It so happened that one of the days my mother got late in picking me up from school. I must not have been anything over seven and those days school used to get over by 12. With every other child having left the class I slowly picked up my bag, dragged my feet and sat down next to the gate. In peace. No tears no complain nothing.
I hardly must have been that way for fifteen minutes when the ayaa walked up to me.
“Kya hua? Ghar nahi jaana?” she asked hoarsely. (what happened? Do you not have to go home?)
“Mummy ayengi,” I replied. (Mummy will come)
“Ab nahi ayengi,” she spoke decidedly. (Now she will not come)
I shook my head very gently, “Woh ayengi.” (she will come)
“Chalo school office, call karein ghar pe,” she insisted. (Let us go to school office and make a call to your home)
This time I looked up and stared, “Woh ayengi. Yahin pe. Aap jao.” (She will come. Here only. You go)
There must have been something in my eyes that shook her confidence. She left me alone but not by disappearing for good. She kept lurking around and kept a close watch over me.
I on the other hand sat in silence. I remember I didn’t feel a pang of fear or apprehension. I was completely at peace with myself.
Approximately forty five minutes later I saw my mother running towards the gate, crying (obviously).
She reached out for me, held me tight and continued to cry.
“Ghar ki watch kharab ho gayi. I thought time hai. Then I realised and I ran out of the house” she spoke between copious tears. (Clock at home stopped working. I thought there is time.)
I wiped her tears and smiled and said, “Mumma but I knew you would come.”
Why did I narrate this story?
I was sitting and thinking about how far I have come. How much I have achieved or not achieved. And in these thick of things inside head, it got me wondering. What would be the one thing I would very much like to change back?
And it was this. The unadulterated, unwavering trust of a seven year old me.
Trust in loved ones. In myself. And most importantly trusting the secret ways of life and time as such.
You tell me if you are to say it out loud, what would be the one thing you would like to bring back from your seven year old self?
Also guess which one of the cute kids am I in the picture? 🙂
When we’re kids, we have untainted hearts. We do not know the meaning of trust, innocence, truth and other things of value, yet we’re so full of them. And, when most of us have grown and understood the meaning of those words, we’re already deficient of them. Thanks for sharing the story. It reminded me of a lot of fond memories from my own childhood.
Exactly. Look at the paradox like the very understanding made us forget the same 🙂
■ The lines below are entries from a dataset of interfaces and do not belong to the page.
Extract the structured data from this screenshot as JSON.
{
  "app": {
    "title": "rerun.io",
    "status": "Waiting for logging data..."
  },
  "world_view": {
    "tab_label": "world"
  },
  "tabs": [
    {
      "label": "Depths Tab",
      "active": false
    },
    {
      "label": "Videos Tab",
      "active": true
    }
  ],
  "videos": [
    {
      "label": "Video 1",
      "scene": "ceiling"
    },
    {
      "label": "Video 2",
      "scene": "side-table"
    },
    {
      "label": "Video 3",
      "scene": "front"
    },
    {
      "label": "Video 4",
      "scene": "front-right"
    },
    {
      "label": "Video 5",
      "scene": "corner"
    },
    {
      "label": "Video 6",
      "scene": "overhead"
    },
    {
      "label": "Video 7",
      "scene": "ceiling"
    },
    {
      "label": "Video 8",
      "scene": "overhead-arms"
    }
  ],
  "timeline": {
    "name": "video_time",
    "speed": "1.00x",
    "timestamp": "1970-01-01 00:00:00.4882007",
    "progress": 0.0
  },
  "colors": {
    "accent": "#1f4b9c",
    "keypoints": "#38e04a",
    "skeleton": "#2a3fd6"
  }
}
I simply loved this post Richa. More so because I am at a stage in life when I look forward to picking up the kids everyday from school. Though I have a good 8 hours before they come back, I dread sleeping away. I can very we imagine your mother’s feelings too. But yes, the trust and innocence of the seven year old me, I want it back.
I guess you’re the one in red. Is it?
haha no rekha in yellow! And yes the innocence and trust of a seven year old… as a mother you might have experienced it all over again 🙂